The Year of Mercy came to an end in the Diocese of East Anglia on Sunday November 20 when Bishop Alan Hopes closed the Holy Door of Mercy at St John the Baptist Cathedral in Norwich as Pope Francis also closed the Holy Door at St Peter’s Basilica in Rome.
A second Holy Door was closed at the Basilica of Our Lady of Walsingham in North Norfolk. Both were opened on December 13 last year, at the start of the Year of Mercy.
In a pastoral message delivered to the 650-strong congregation at the Cathedral, and also read out at Catholic churches across East Anglia, Bishop Alan said: “The closing of the Holy Doors of Mercy across the world does not mean that we can forget about the real challenges this year has set us!
“Today prompts us to reflect on how we might keep those doors open in our own lives – how we can go on receiving God’s forging love – how we might continue to extend that mercy and love to our neighbours. In doing so we shall keep alive the vision that Pope Francis has of a Church brimming over with god’s love and mercy. For this is the ongoing work of evangelisation – that of ourselves and of the wider community.”
As a reminder of the Year, families from each parish across the diocese were invited to the Mass in Norwich and were given Mercy candles to take back with them to be lit throughout Advent and Christmas.

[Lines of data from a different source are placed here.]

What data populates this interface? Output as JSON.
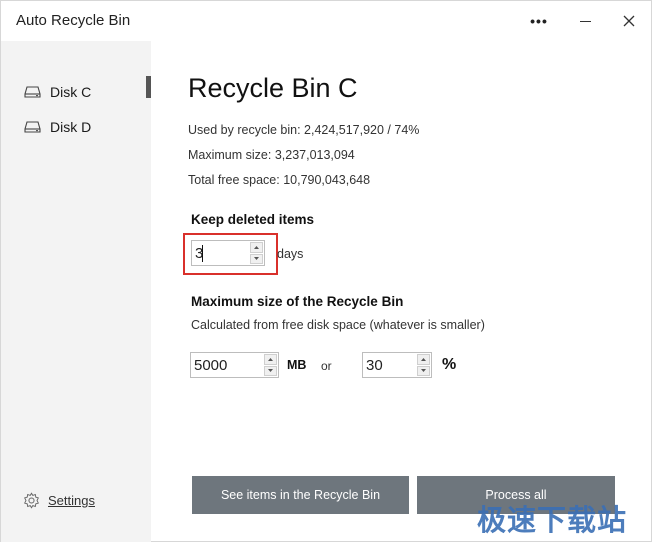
{
  "window": {
    "title": "Auto Recycle Bin"
  },
  "titlebar": {
    "more_icon": "more-dots-icon",
    "min_icon": "minimize-icon",
    "close_icon": "close-icon",
    "more_glyph": "•••",
    "close_glyph": "✕"
  },
  "sidebar": {
    "items": [
      {
        "label": "Disk C",
        "icon": "disk-drive-icon",
        "active": true
      },
      {
        "label": "Disk D",
        "icon": "disk-drive-icon",
        "active": false
      }
    ],
    "settings_label": "Settings"
  },
  "main": {
    "title": "Recycle Bin C",
    "used": "Used by recycle bin: 2,424,517,920 / 74%",
    "max": "Maximum size: 3,237,013,094",
    "free": "Total free space: 10,790,043,648",
    "keep": {
      "title": "Keep deleted items",
      "value": "3",
      "unit": "days"
    },
    "size": {
      "title": "Maximum size of the Recycle Bin",
      "subtitle": "Calculated from free disk space (whatever is smaller)",
      "mb_value": "5000",
      "mb_unit": "MB",
      "or_label": "or",
      "pct_value": "30",
      "pct_unit": "%"
    },
    "buttons": {
      "see_items": "See items in the Recycle Bin",
      "process_all": "Process all"
    }
  },
  "watermark": "极速下载站",
  "colors": {
    "highlight": "#d9302b",
    "button": "#6e767d",
    "sidebar": "#f3f3f3",
    "watermark": "#3a6fb5"
  }
}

“A real fruit of this year, has been a rediscovery and a fresh application of the seven works and the seven spiritual acts of mercy,” said Bishop Alan: “giving food and drink to the hungry and thirsty, clothing the naked, welcoming the stranger, visiting the sick and those in prison, burying the dead; helping the doubtful, sharing faith with others, loving wrongdoers, comforting the afflicted, forgiving others, being patient with those who hurt us, praying for the living and the dead.”

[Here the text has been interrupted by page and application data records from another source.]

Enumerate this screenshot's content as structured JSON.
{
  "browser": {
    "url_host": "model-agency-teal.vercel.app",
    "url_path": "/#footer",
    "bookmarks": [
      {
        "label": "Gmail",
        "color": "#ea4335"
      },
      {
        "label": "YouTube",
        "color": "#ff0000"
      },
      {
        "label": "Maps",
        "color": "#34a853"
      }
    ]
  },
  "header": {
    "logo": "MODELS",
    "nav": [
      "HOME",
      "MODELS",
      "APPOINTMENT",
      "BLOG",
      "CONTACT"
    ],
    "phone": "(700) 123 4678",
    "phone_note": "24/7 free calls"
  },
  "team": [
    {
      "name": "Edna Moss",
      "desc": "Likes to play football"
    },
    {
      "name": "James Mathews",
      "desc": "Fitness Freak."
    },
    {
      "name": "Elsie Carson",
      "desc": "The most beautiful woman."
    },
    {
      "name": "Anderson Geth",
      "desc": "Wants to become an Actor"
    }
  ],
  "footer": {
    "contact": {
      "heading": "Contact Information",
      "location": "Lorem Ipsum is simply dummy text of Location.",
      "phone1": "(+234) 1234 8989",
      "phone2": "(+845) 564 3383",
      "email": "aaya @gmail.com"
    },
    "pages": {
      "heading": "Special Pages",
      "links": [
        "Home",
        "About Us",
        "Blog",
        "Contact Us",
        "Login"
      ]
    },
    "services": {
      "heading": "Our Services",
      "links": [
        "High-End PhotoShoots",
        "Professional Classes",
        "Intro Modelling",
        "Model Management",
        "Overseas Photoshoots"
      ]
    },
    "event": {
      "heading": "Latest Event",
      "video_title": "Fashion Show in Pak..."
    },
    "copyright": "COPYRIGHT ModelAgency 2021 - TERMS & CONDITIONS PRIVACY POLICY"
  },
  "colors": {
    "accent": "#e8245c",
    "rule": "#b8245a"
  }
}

King’s Lynn Parish, for example, took on a year-long series of acts of mercy which included gathering food for the local Foodbank, raising money for the Water Aid charity, collecting clothing and other items for babies and young mums, visiting prisoners and raising funds for emergency cold weather pack for the homeless.
During the year, Bishop Alan visited each of the 11 prisons across the Diocese to celebrate Mass and the Sacrament of Reconciliation with the prisoners. “One of the most beautiful things that Pope Francis said was that prisoners, who are obviously not able to make a pilgrimage to a Holy Door, could treat the door of their cell as the door of mercy,” he said.
Hundreds, if not thousands, of people have walked through the Holy Door at Norwich Cathedral from right across the Diocese of East Anglia and from around the world, with visitors recorded from Spain, Italy, Germany, Portugal, Croatia, Poland, USA, Canada, Argentina, Ecuador, Australia, Philippines, Sri Lanka and India among other locations.
See a full picture gallery of the closing of the Holy Door below.